Soldiers in the military undergo extensive obedience training that makes them follow commands when ordinary people would not do so. They are trained to obey trivial, and at times demeaning, orders, such as picking up the commander's hat with their teeth or marching in a straight line. The orders eventually become more demanding, to the point where soldiers will put themselves in the direct line of fire because they are trained to be obedient.

Obedience in religion means doing exactly what God demands of us and what God requires us to do. The call from God helps to motivate man to keep on looking for God and listening to His words. Obedience in religion means having perfect confidence in God and putting one's faith into practice.

Selected full-text books and articles on this topic

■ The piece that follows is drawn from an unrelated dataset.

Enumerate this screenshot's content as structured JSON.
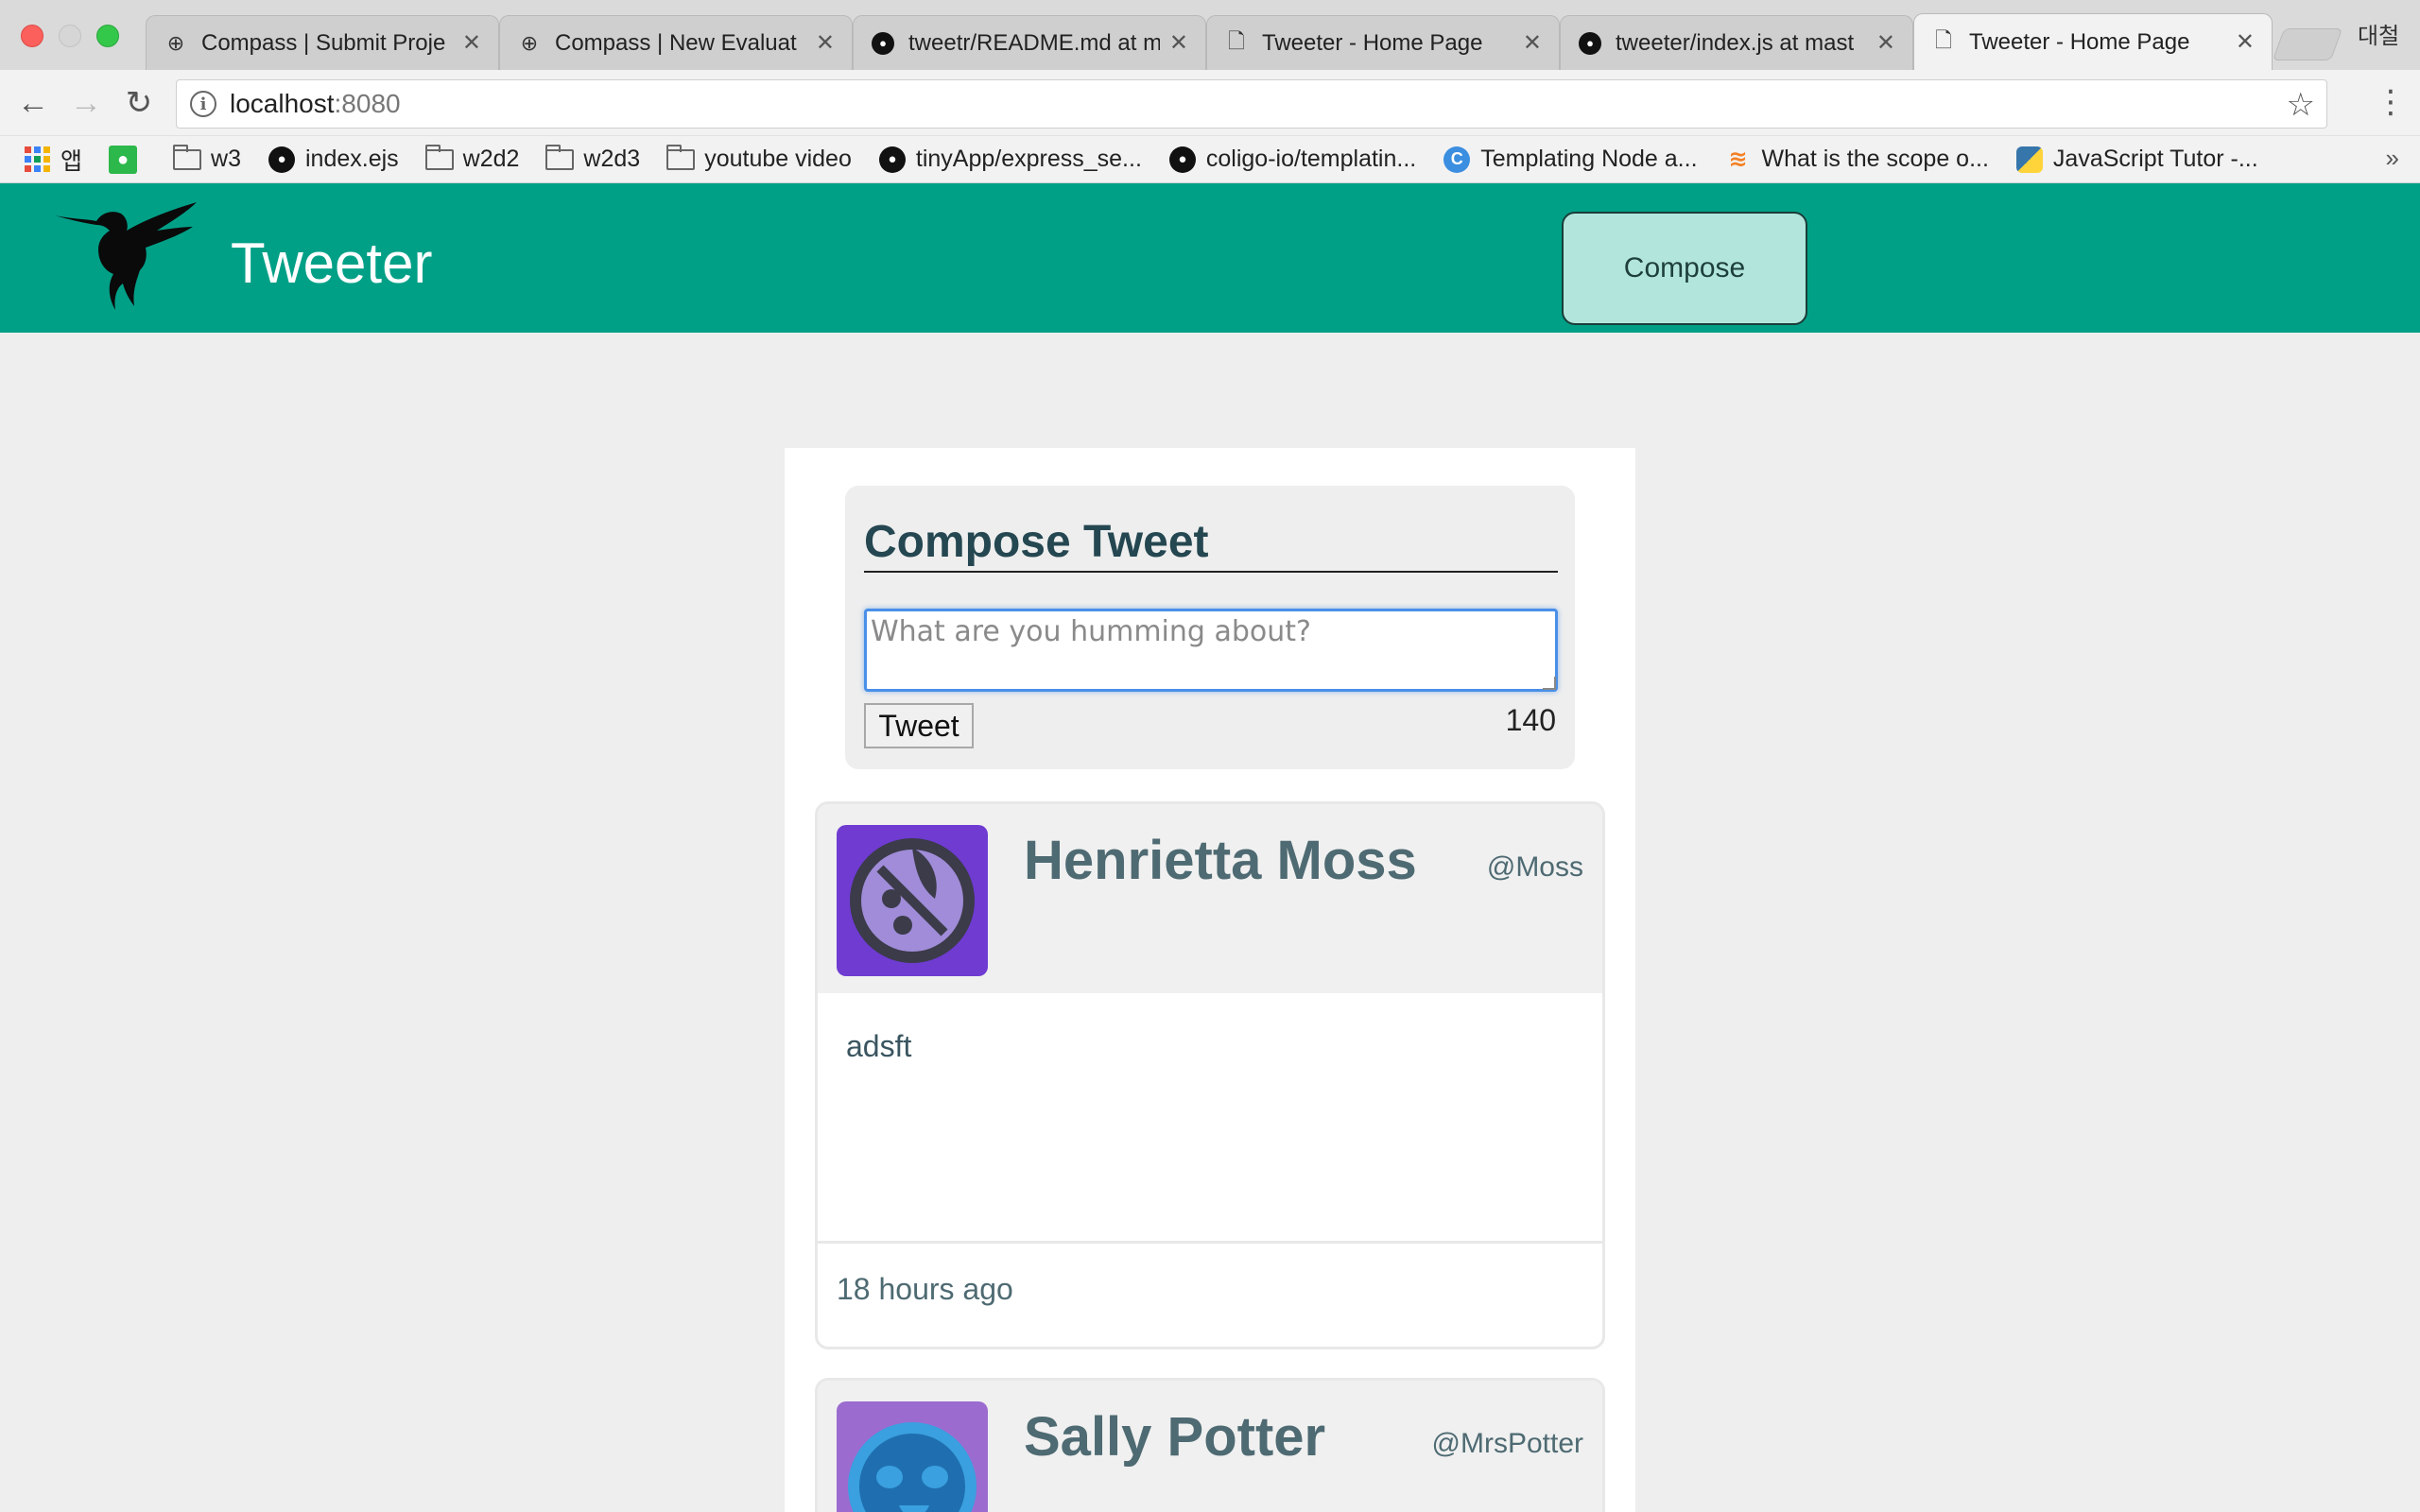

Obedience to Authority: Current Perspectives on the Milgram Paradigm
Thomas Blass.
Lawrence Erlbaum Associates, 2000
Reviving the Milgram Obedience Paradigm in the Era of Informed Consent
Navarick, Douglas J.
The Psychological Record, Vol. 59, No. 2, Spring 2009
PEER-REVIEWED PERIODICAL
Peer-reviewed publications on Questia are publications containing articles which were subject to evaluation for accuracy and substance by professional peers of the article's author(s).
Compliance: Regulation and Environment
Bridget M. Hutter.
Oxford University, 1997
Conflicts of Law and Morality
Kent Greenawalt.
Oxford University Press, 1989
Librarian’s tip: Part II "Moral Reasons to Obey the Law"
Judicial Partisanship and Obedience to Legal Doctrine: Whistleblowing on the Federal Courts of Appeals
Cross, Frank B.; Tiller, Emerson H.
The Yale Law Journal, Vol. 107, No. 7, May 1998
Democracy and the Rule of Law
José María Maravall; Adam Przeworski.
Cambridge University Press, 2003
Librarian’s tip: Chap. Three "Obedience and Obligation in the Rechtsstaat"
Social Influences
Kevin Wren.
Routledge, 1999
Librarian’s tip: Chap. 1 "Obedience"
The Social Psychology of Good and Evil
Arthur G. Miller.
Guilford Press, 2004
Librarian’s tip: Chap. 9 "What Can the Milgram Obedience Experiments Tell Us about the Holocaust?"
Independence and Obedience: An Analysis of Child Socialization Values in the United States and China [*]
Xiao, Hong.
Journal of Comparative Family Studies, Vol. 30, No. 4, Autumn 1999
PEER-REVIEWED PERIODICAL
Peer-reviewed publications on Questia are publications containing articles which were subject to evaluation for accuracy and substance by professional peers of the article's author(s).
Looking for a topic idea? Use Questia's Topic Generator